1. Let vegetables dominate your meals (most of the time) – Eating a variety of vegetables gives our cells the nutrition they need to do their job. Often in the U.S., our meals are revolved around refined grains and animal protein, which can leave us lacking in important vitamins, minerals, and phytochemicals. Additionally, a high protein diet has been shown to accelerate aging because protein is what activates growth hormone pathways (Fasting for Longevity with Dr. Valter D. Longo)
2. Avoid over-eating – Try this: eat until you are 80% full. Toxins in the form of free radicals and AGE proteins are natural bi-products of cellular metabolism. Metabolism, although natural and necessary, is also one factor that contributes to aging. When we overeat, our body not only produces more of these toxins, but depending on what we eat, we also tend to bring more inflammatory compounds into our body, such as preservatives, dyes, sugar, and trans fats. (Learn more about the physiological influences of overeating in the NIA’s publication, The Biology of Aging).
3. Move a lot – Walk, run, bike, stretch, play! You don’t have to make a special trip to a gym or yoga studio to get the benefits of movement. Some of the longest living people in the world don’t go to the gym at all, but find ways to move naturally throughout their day (Blue Zones). Movement and exercise support healthy blood flow and delivery of nutrients throughout the body, healthy weight management, and release of feel-good hormones like endorphins.
4. Slow down – Meditate, practice gratitude, breathe deeply, land in the present moment and relish in your abundance and wholeness. Have you ever noticed how someone’s physical and mental health change when they are under a great deal of stress? Studies show that emotional and physiological stress may accelerate the aging process (National Institute on Aging, 2011, The Biology of Aging).
5. Love more – Surround yourself with people you love, who make you laugh, and who support and elevate you to be your best! Strive to show love to others, even though sometimes it may be difficult. Remember that love is more than just sentimentality, it is communicated through action. Ask yourself, how can I use actions to reveal my love to the important people in my life?
Age-related decline is natural, normal, inevitable, and thus should be embraced. If we survive long enough to grow old, we are lucky indeed. By taking daily action to create a healthy internal and external environment for optimal physical and mental health, we can reduce our vulnerability to the symptoms and diseases associated with aging.
With attention and self-care we can thrive into our 80s and 90s, happily enjoying and sharing the wisdom we acquire throughout our lifetime!
“Health is not the absence of sickness; sickness is the absence of health.
Happiness is not the absence of depression; depression is the absence of happiness.
We must proactively cultivate health and happiness.” –Marianne Williamson

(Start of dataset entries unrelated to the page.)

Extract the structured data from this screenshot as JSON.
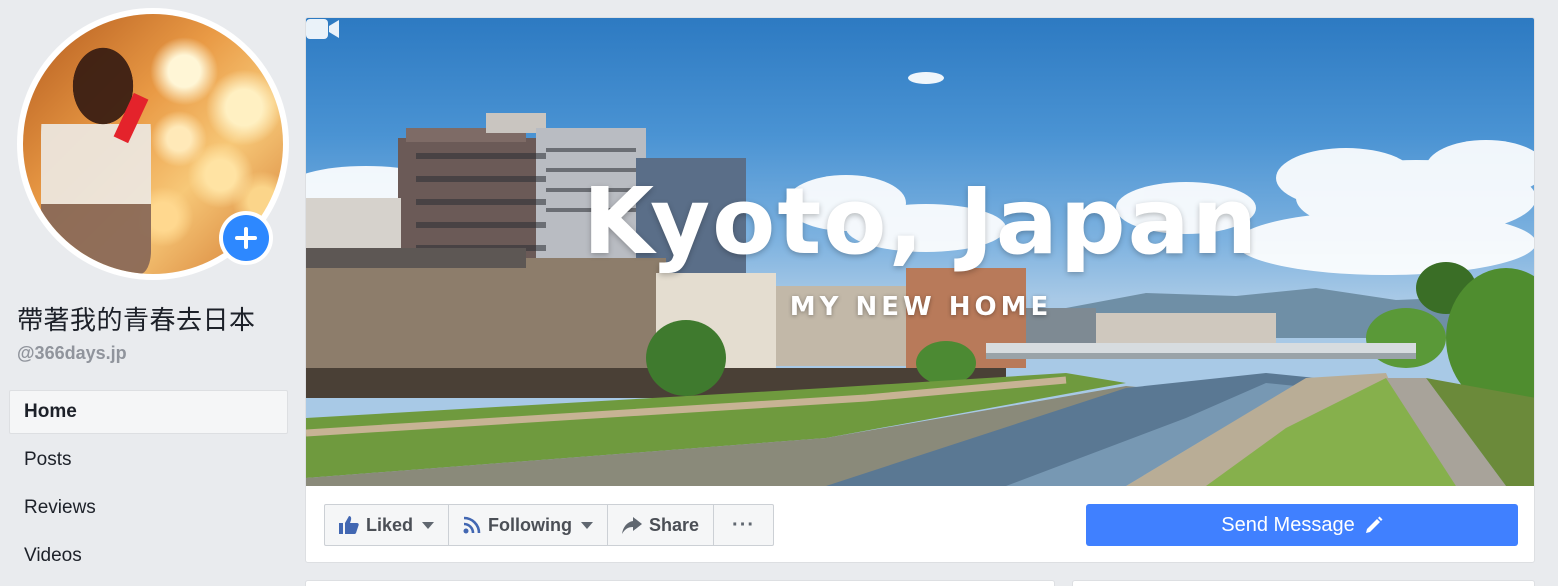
{
  "page": {
    "name": "帶著我的青春去日本",
    "handle": "@366days.jp"
  },
  "nav": {
    "items": [
      {
        "label": "Home",
        "active": true
      },
      {
        "label": "Posts",
        "active": false
      },
      {
        "label": "Reviews",
        "active": false
      },
      {
        "label": "Videos",
        "active": false
      }
    ]
  },
  "cover": {
    "title": "Kyoto, Japan",
    "subtitle": "MY NEW HOME",
    "video_icon": "video-camera-icon"
  },
  "actions": {
    "liked_label": "Liked",
    "following_label": "Following",
    "share_label": "Share",
    "more_label": "···"
  },
  "send_message": {
    "label": "Send Message",
    "icon": "pencil-icon"
  },
  "colors": {
    "background": "#e9ebee",
    "accent": "#4080ff",
    "add_photo": "#2d88ff",
    "handle_text": "#90949c"
  }
}
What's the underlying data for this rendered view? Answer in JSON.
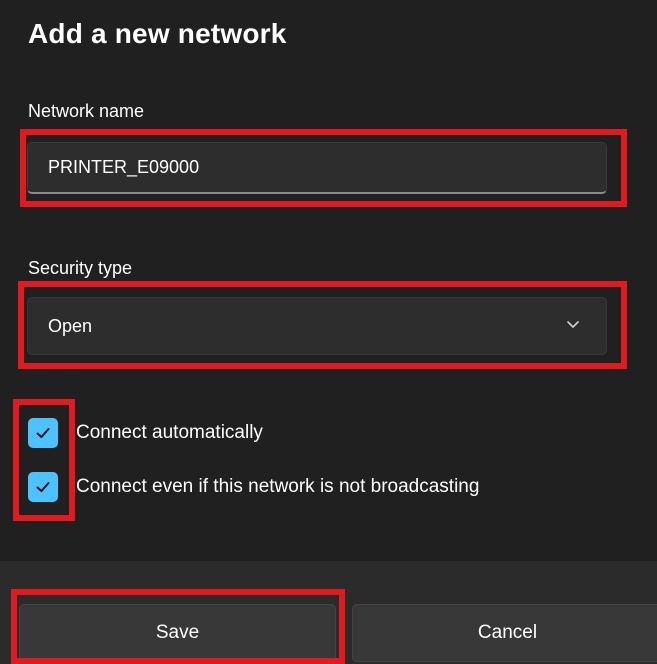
{
  "dialog": {
    "title": "Add a new network",
    "network_name": {
      "label": "Network name",
      "value": "PRINTER_E09000"
    },
    "security_type": {
      "label": "Security type",
      "selected": "Open",
      "icon": "chevron-down-icon"
    },
    "options": [
      {
        "label": "Connect automatically",
        "checked": true
      },
      {
        "label": "Connect even if this network is not broadcasting",
        "checked": true
      }
    ],
    "buttons": {
      "save_label": "Save",
      "cancel_label": "Cancel"
    }
  },
  "colors": {
    "background": "#202020",
    "footer": "#2b2b2b",
    "field": "#2d2d2d",
    "accent": "#4cc2ff",
    "highlight": "#e01a1f"
  }
}
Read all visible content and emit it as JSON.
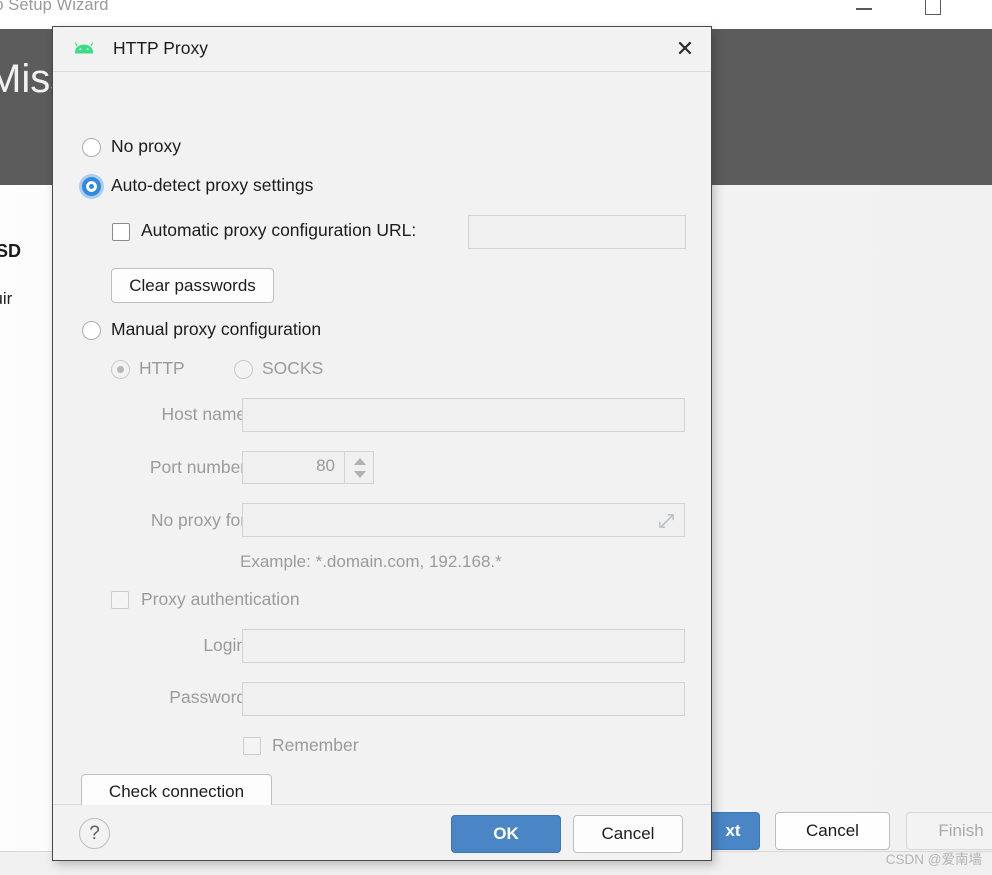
{
  "background_window": {
    "title": "udio Setup Wizard",
    "banner_title": "Miss",
    "heading": "oid SD",
    "subtext": "ntinuir",
    "minimize_icon": "minimize-icon",
    "maximize_icon": "maximize-icon",
    "buttons": {
      "next": "xt",
      "cancel": "Cancel",
      "finish": "Finish"
    }
  },
  "watermark": "CSDN @爱南墙",
  "dialog": {
    "title": "HTTP Proxy",
    "icon": "android-icon",
    "close_icon": "✕",
    "options": {
      "no_proxy": "No proxy",
      "auto_detect": "Auto-detect proxy settings",
      "manual": "Manual proxy configuration"
    },
    "auto_section": {
      "pac_checkbox_label": "Automatic proxy configuration URL:",
      "pac_url_value": "",
      "clear_passwords_label": "Clear passwords"
    },
    "manual_section": {
      "protocol_http": "HTTP",
      "protocol_socks": "SOCKS",
      "host_name_label": "Host name:",
      "host_name_value": "",
      "port_number_label": "Port number:",
      "port_number_value": "80",
      "no_proxy_for_label": "No proxy for:",
      "no_proxy_for_value": "",
      "example_hint": "Example: *.domain.com, 192.168.*",
      "proxy_auth_label": "Proxy authentication",
      "login_label": "Login:",
      "login_value": "",
      "password_label": "Password:",
      "password_value": "",
      "remember_label": "Remember"
    },
    "check_connection_label": "Check connection",
    "footer": {
      "help_label": "?",
      "ok_label": "OK",
      "cancel_label": "Cancel"
    }
  },
  "colors": {
    "accent_blue": "#4a86c5",
    "radio_selected": "#2f8ae0",
    "radio_focus_ring": "#aacdf0",
    "android_green": "#3ddc84",
    "dark_band": "#5c5c5c",
    "dialog_bg": "#f2f2f2"
  }
}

Allie Andrews is the Founder and Program Director at OmBody Health. She is a Certified Health Coach, author, and is pursuing her Master’s Degree in Education with a focus in Corporate Wellness. Allie and her team have been transforming employee wellbeing since 2014. Learn more.